Top of EXTRACTED DATA

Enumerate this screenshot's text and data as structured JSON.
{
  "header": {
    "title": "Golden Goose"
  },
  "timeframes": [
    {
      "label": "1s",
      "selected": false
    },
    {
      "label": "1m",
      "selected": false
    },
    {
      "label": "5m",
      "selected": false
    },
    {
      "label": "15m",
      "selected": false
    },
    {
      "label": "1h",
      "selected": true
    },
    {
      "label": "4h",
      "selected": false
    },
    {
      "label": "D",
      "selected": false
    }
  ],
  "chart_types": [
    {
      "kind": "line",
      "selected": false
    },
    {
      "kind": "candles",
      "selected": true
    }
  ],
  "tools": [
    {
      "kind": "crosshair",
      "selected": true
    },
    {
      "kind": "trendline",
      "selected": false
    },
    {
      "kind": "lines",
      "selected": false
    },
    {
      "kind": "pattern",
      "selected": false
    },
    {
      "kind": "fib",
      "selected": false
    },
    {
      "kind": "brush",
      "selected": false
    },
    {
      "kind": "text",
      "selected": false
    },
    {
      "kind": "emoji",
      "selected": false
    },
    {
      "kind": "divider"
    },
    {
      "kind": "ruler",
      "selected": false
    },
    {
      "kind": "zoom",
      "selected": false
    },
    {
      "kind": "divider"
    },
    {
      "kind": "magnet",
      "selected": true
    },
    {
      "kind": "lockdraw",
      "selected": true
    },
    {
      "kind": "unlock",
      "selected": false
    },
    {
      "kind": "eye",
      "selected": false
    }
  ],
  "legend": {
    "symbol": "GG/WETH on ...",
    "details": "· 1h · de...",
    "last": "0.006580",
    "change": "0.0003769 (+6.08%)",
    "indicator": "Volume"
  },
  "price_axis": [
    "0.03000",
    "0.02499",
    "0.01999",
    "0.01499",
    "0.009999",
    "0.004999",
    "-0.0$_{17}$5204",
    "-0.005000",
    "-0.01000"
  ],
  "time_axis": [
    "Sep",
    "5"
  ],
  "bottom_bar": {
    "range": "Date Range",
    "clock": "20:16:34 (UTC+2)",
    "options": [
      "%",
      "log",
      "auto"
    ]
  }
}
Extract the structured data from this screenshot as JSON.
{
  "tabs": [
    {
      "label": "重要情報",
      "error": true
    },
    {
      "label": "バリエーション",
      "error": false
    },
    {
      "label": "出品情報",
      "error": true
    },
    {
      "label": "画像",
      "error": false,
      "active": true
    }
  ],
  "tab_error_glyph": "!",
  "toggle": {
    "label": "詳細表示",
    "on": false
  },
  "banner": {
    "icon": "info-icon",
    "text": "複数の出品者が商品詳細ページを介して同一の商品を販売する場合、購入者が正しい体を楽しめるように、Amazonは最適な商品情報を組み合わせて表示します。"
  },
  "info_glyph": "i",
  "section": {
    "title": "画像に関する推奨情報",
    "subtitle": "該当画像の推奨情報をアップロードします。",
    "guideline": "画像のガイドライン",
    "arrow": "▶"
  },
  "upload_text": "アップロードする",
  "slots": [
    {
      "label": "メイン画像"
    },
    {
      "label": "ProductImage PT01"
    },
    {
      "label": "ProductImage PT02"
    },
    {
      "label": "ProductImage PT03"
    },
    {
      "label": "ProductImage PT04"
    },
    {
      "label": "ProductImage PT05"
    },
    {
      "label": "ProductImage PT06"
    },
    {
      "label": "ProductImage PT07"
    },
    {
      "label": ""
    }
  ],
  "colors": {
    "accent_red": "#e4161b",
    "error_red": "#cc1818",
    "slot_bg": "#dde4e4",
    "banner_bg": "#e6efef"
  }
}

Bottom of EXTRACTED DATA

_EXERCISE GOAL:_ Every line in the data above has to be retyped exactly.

_SOLVED PROBLEM:_
Enumerate this screenshot's text and data as structured JSON.
{
  "header": {
    "title": "Golden Goose"
  },
  "timeframes": [
    {
      "label": "1s",
      "selected": false
    },
    {
      "label": "1m",
      "selected": false
    },
    {
      "label": "5m",
      "selected": false
    },
    {
      "label": "15m",
      "selected": false
    },
    {
      "label": "1h",
      "selected": true
    },
    {
      "label": "4h",
      "selected": false
    },
    {
      "label": "D",
      "selected": false
    }
  ],
  "chart_types": [
    {
      "kind": "line",
      "selected": false
    },
    {
      "kind": "candles",
      "selected": true
    }
  ],
  "tools": [
    {
      "kind": "crosshair",
      "selected": true
    },
    {
      "kind": "trendline",
      "selected": false
    },
    {
      "kind": "lines",
      "selected": false
    },
    {
      "kind": "pattern",
      "selected": false
    },
    {
      "kind": "fib",
      "selected": false
    },
    {
      "kind": "brush",
      "selected": false
    },
    {
      "kind": "text",
      "selected": false
    },
    {
      "kind": "emoji",
      "selected": false
    },
    {
      "kind": "divider"
    },
    {
      "kind": "ruler",
      "selected": false
    },
    {
      "kind": "zoom",
      "selected": false
    },
    {
      "kind": "divider"
    },
    {
      "kind": "magnet",
      "selected": true
    },
    {
      "kind": "lockdraw",
      "selected": true
    },
    {
      "kind": "unlock",
      "selected": false
    },
    {
      "kind": "eye",
      "selected": false
    }
  ],
  "legend": {
    "symbol": "GG/WETH on ...",
    "details": "· 1h · de...",
    "last": "0.006580",
    "change": "0.0003769 (+6.08%)",
    "indicator": "Volume"
  },
  "price_axis": [
    "0.03000",
    "0.02499",
    "0.01999",
    "0.01499",
    "0.009999",
    "0.004999",
    "-0.0$_{17}$5204",
    "-0.005000",
    "-0.01000"
  ],
  "time_axis": [
    "Sep",
    "5"
  ],
  "bottom_bar": {
    "range": "Date Range",
    "clock": "20:16:34 (UTC+2)",
    "options": [
      "%",
      "log",
      "auto"
    ]
  }
}
Extract the structured data from this screenshot as JSON.
{
  "tabs": [
    {
      "label": "重要情報",
      "error": true
    },
    {
      "label": "バリエーション",
      "error": false
    },
    {
      "label": "出品情報",
      "error": true
    },
    {
      "label": "画像",
      "error": false,
      "active": true
    }
  ],
  "tab_error_glyph": "!",
  "toggle": {
    "label": "詳細表示",
    "on": false
  },
  "banner": {
    "icon": "info-icon",
    "text": "複数の出品者が商品詳細ページを介して同一の商品を販売する場合、購入者が正しい体を楽しめるように、Amazonは最適な商品情報を組み合わせて表示します。"
  },
  "info_glyph": "i",
  "section": {
    "title": "画像に関する推奨情報",
    "subtitle": "該当画像の推奨情報をアップロードします。",
    "guideline": "画像のガイドライン",
    "arrow": "▶"
  },
  "upload_text": "アップロードする",
  "slots": [
    {
      "label": "メイン画像"
    },
    {
      "label": "ProductImage PT01"
    },
    {
      "label": "ProductImage PT02"
    },
    {
      "label": "ProductImage PT03"
    },
    {
      "label": "ProductImage PT04"
    },
    {
      "label": "ProductImage PT05"
    },
    {
      "label": "ProductImage PT06"
    },
    {
      "label": "ProductImage PT07"
    },
    {
      "label": ""
    }
  ],
  "colors": {
    "accent_red": "#e4161b",
    "error_red": "#cc1818",
    "slot_bg": "#dde4e4",
    "banner_bg": "#e6efef"
  }
}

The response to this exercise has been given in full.